WHAT TO PRODUCE -
Reproduce each entry below verbatim.

EXTRACTED RECORDS -
◇ ◇ ◇ ◇

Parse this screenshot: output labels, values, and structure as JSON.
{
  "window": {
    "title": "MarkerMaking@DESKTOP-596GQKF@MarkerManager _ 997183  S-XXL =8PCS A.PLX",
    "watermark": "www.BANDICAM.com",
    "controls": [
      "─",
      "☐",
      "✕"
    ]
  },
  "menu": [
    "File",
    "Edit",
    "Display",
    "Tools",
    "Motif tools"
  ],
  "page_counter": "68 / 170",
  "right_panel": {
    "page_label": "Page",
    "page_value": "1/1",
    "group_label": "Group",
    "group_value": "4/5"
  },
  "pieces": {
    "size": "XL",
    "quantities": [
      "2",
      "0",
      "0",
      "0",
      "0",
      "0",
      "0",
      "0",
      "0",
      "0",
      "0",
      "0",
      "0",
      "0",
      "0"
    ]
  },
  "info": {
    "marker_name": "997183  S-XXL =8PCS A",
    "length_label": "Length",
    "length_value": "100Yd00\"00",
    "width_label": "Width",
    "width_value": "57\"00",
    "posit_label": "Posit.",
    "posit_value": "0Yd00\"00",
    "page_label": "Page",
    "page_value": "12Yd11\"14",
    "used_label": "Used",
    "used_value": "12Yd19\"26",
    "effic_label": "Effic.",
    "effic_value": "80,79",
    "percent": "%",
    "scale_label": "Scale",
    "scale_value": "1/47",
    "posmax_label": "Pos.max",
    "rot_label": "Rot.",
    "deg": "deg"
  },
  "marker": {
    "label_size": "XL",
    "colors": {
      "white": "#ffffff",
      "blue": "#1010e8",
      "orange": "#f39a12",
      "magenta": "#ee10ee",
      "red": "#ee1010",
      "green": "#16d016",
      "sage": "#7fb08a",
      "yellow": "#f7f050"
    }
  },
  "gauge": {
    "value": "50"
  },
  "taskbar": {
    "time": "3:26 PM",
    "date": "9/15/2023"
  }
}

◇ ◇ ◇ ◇

SOLUTION TO THIS EXERCISE -
Parse this screenshot: output labels, values, and structure as JSON.
{
  "window": {
    "title": "MarkerMaking@DESKTOP-596GQKF@MarkerManager _ 997183  S-XXL =8PCS A.PLX",
    "watermark": "www.BANDICAM.com",
    "controls": [
      "─",
      "☐",
      "✕"
    ]
  },
  "menu": [
    "File",
    "Edit",
    "Display",
    "Tools",
    "Motif tools"
  ],
  "page_counter": "68 / 170",
  "right_panel": {
    "page_label": "Page",
    "page_value": "1/1",
    "group_label": "Group",
    "group_value": "4/5"
  },
  "pieces": {
    "size": "XL",
    "quantities": [
      "2",
      "0",
      "0",
      "0",
      "0",
      "0",
      "0",
      "0",
      "0",
      "0",
      "0",
      "0",
      "0",
      "0",
      "0"
    ]
  },
  "info": {
    "marker_name": "997183  S-XXL =8PCS A",
    "length_label": "Length",
    "length_value": "100Yd00\"00",
    "width_label": "Width",
    "width_value": "57\"00",
    "posit_label": "Posit.",
    "posit_value": "0Yd00\"00",
    "page_label": "Page",
    "page_value": "12Yd11\"14",
    "used_label": "Used",
    "used_value": "12Yd19\"26",
    "effic_label": "Effic.",
    "effic_value": "80,79",
    "percent": "%",
    "scale_label": "Scale",
    "scale_value": "1/47",
    "posmax_label": "Pos.max",
    "rot_label": "Rot.",
    "deg": "deg"
  },
  "marker": {
    "label_size": "XL",
    "colors": {
      "white": "#ffffff",
      "blue": "#1010e8",
      "orange": "#f39a12",
      "magenta": "#ee10ee",
      "red": "#ee1010",
      "green": "#16d016",
      "sage": "#7fb08a",
      "yellow": "#f7f050"
    }
  },
  "gauge": {
    "value": "50"
  },
  "taskbar": {
    "time": "3:26 PM",
    "date": "9/15/2023"
  }
}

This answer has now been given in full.